Record excerpts
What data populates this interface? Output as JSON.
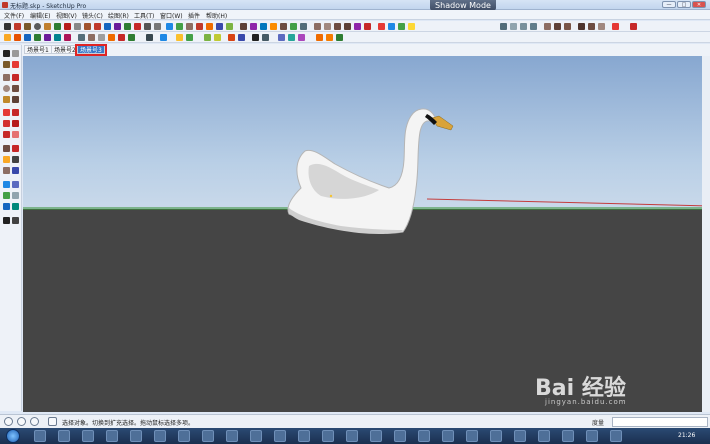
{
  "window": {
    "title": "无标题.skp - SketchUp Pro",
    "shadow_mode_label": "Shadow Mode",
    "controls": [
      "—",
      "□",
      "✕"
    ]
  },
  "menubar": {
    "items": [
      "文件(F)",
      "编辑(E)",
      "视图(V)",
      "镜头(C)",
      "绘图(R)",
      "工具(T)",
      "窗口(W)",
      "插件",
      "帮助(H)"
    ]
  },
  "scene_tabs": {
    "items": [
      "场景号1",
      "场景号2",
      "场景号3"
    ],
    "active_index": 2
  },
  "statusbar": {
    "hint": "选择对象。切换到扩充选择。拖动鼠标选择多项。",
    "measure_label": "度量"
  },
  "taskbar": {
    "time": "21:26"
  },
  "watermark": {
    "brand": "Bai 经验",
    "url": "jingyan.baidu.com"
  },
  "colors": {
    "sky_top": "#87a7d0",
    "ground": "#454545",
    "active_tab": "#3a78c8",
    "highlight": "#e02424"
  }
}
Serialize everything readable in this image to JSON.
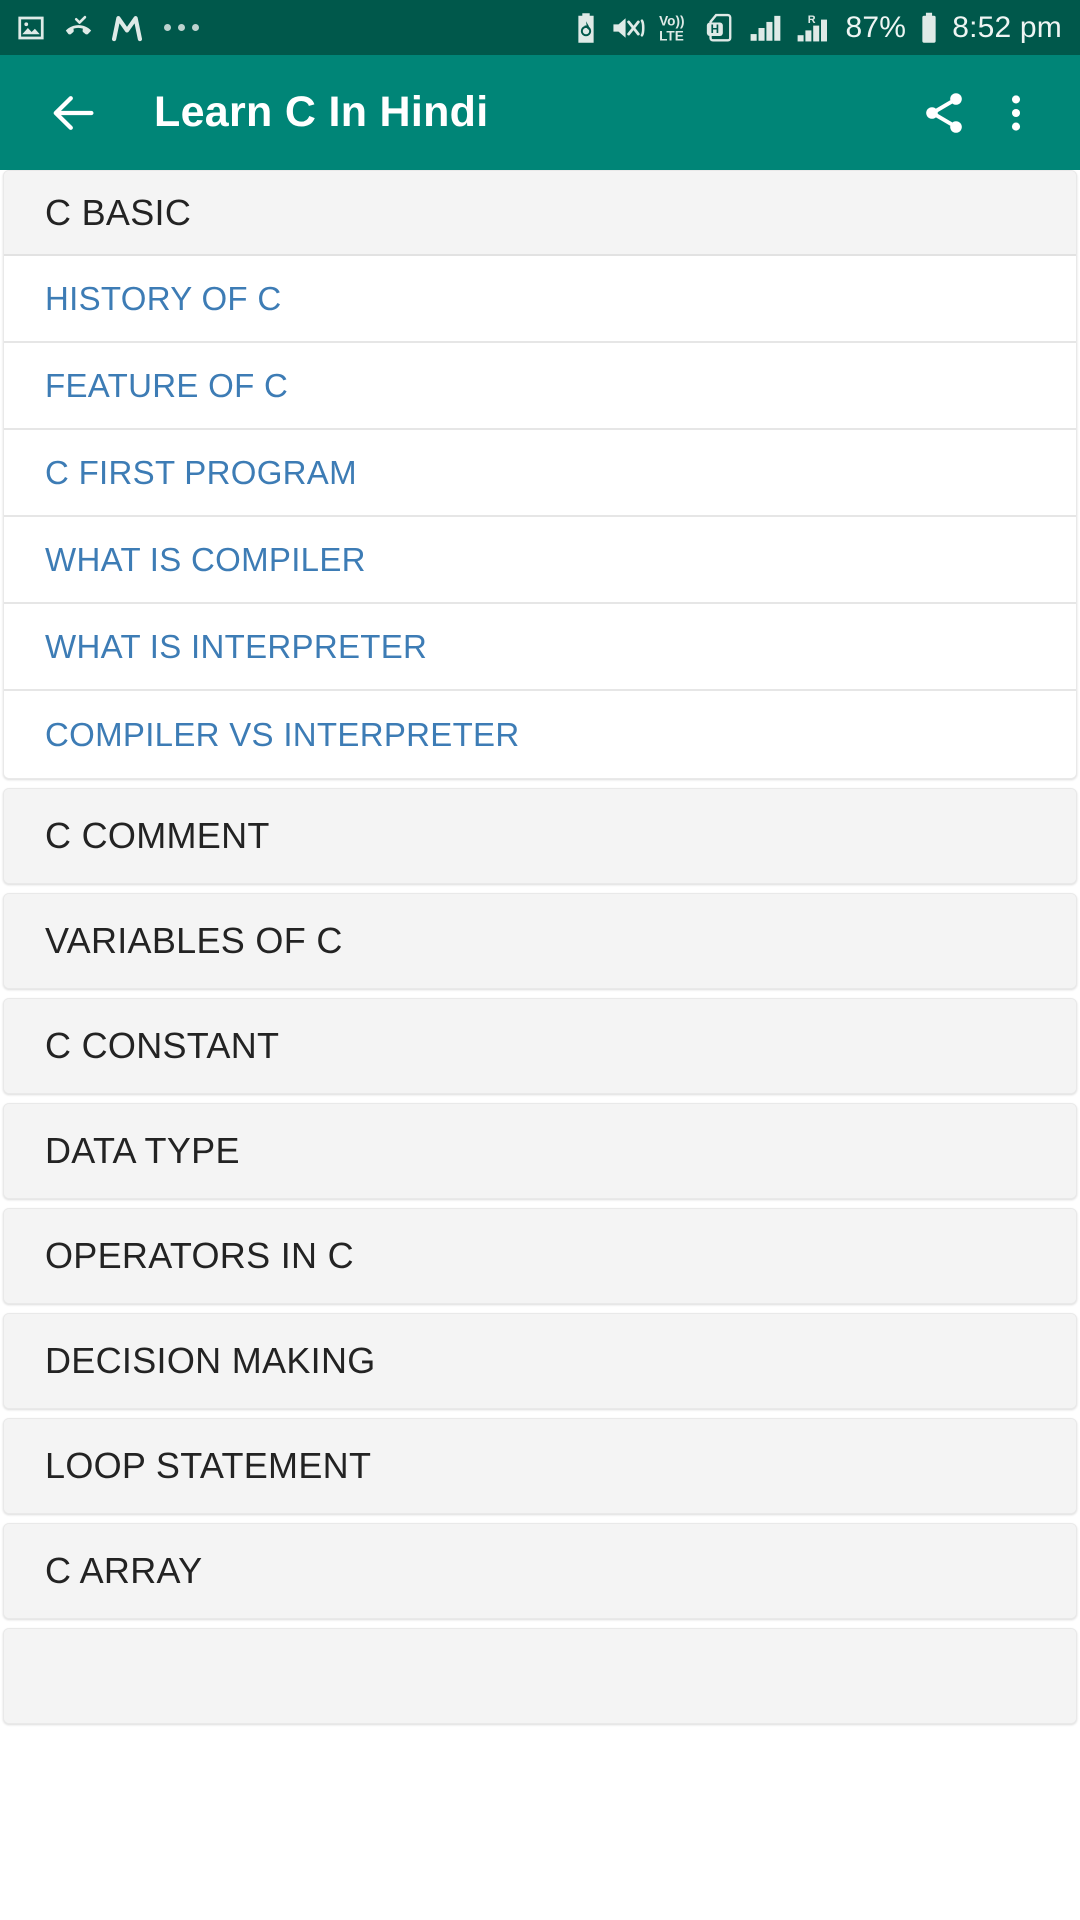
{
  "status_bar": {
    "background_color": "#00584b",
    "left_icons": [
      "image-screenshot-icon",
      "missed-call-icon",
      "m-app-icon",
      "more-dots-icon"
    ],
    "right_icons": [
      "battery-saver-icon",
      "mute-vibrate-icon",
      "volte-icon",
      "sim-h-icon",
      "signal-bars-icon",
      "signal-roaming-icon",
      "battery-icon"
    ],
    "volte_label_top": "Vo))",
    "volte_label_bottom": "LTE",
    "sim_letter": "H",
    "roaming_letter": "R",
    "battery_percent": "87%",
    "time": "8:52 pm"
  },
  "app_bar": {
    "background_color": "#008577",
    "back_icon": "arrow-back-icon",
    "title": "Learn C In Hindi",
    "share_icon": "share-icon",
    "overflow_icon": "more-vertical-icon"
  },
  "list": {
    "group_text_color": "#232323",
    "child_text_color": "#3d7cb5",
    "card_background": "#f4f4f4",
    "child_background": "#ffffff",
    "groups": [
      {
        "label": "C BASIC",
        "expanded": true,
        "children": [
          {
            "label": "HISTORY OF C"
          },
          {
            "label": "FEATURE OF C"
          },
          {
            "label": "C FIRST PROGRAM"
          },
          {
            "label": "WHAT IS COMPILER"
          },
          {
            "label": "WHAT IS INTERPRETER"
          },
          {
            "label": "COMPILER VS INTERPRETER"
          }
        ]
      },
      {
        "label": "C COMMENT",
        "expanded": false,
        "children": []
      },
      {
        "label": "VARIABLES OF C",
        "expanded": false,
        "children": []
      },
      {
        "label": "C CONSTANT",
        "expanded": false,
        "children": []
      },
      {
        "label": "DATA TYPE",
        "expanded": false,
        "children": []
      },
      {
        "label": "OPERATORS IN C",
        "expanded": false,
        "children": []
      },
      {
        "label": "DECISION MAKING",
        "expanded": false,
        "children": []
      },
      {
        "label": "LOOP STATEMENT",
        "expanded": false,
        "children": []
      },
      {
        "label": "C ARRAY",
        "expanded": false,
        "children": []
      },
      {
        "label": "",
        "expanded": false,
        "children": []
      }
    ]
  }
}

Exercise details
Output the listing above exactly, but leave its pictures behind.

Answer space
What data populates this interface? Output as JSON.
{
  "window": {
    "title": "无标题.skp - SketchUp Pro",
    "shadow_mode_label": "Shadow Mode",
    "controls": [
      "—",
      "□",
      "✕"
    ]
  },
  "menubar": {
    "items": [
      "文件(F)",
      "编辑(E)",
      "视图(V)",
      "镜头(C)",
      "绘图(R)",
      "工具(T)",
      "窗口(W)",
      "插件",
      "帮助(H)"
    ]
  },
  "scene_tabs": {
    "items": [
      "场景号1",
      "场景号2",
      "场景号3"
    ],
    "active_index": 2
  },
  "statusbar": {
    "hint": "选择对象。切换到扩充选择。拖动鼠标选择多项。",
    "measure_label": "度量"
  },
  "taskbar": {
    "time": "21:26"
  },
  "watermark": {
    "brand": "Bai 经验",
    "url": "jingyan.baidu.com"
  },
  "colors": {
    "sky_top": "#87a7d0",
    "ground": "#454545",
    "active_tab": "#3a78c8",
    "highlight": "#e02424"
  }
}
Serialize everything readable in this image to JSON.
{
  "status_bar": {
    "background_color": "#00584b",
    "left_icons": [
      "image-screenshot-icon",
      "missed-call-icon",
      "m-app-icon",
      "more-dots-icon"
    ],
    "right_icons": [
      "battery-saver-icon",
      "mute-vibrate-icon",
      "volte-icon",
      "sim-h-icon",
      "signal-bars-icon",
      "signal-roaming-icon",
      "battery-icon"
    ],
    "volte_label_top": "Vo))",
    "volte_label_bottom": "LTE",
    "sim_letter": "H",
    "roaming_letter": "R",
    "battery_percent": "87%",
    "time": "8:52 pm"
  },
  "app_bar": {
    "background_color": "#008577",
    "back_icon": "arrow-back-icon",
    "title": "Learn C In Hindi",
    "share_icon": "share-icon",
    "overflow_icon": "more-vertical-icon"
  },
  "list": {
    "group_text_color": "#232323",
    "child_text_color": "#3d7cb5",
    "card_background": "#f4f4f4",
    "child_background": "#ffffff",
    "groups": [
      {
        "label": "C BASIC",
        "expanded": true,
        "children": [
          {
            "label": "HISTORY OF C"
          },
          {
            "label": "FEATURE OF C"
          },
          {
            "label": "C FIRST PROGRAM"
          },
          {
            "label": "WHAT IS COMPILER"
          },
          {
            "label": "WHAT IS INTERPRETER"
          },
          {
            "label": "COMPILER VS INTERPRETER"
          }
        ]
      },
      {
        "label": "C COMMENT",
        "expanded": false,
        "children": []
      },
      {
        "label": "VARIABLES OF C",
        "expanded": false,
        "children": []
      },
      {
        "label": "C CONSTANT",
        "expanded": false,
        "children": []
      },
      {
        "label": "DATA TYPE",
        "expanded": false,
        "children": []
      },
      {
        "label": "OPERATORS IN C",
        "expanded": false,
        "children": []
      },
      {
        "label": "DECISION MAKING",
        "expanded": false,
        "children": []
      },
      {
        "label": "LOOP STATEMENT",
        "expanded": false,
        "children": []
      },
      {
        "label": "C ARRAY",
        "expanded": false,
        "children": []
      },
      {
        "label": "",
        "expanded": false,
        "children": []
      }
    ]
  }
}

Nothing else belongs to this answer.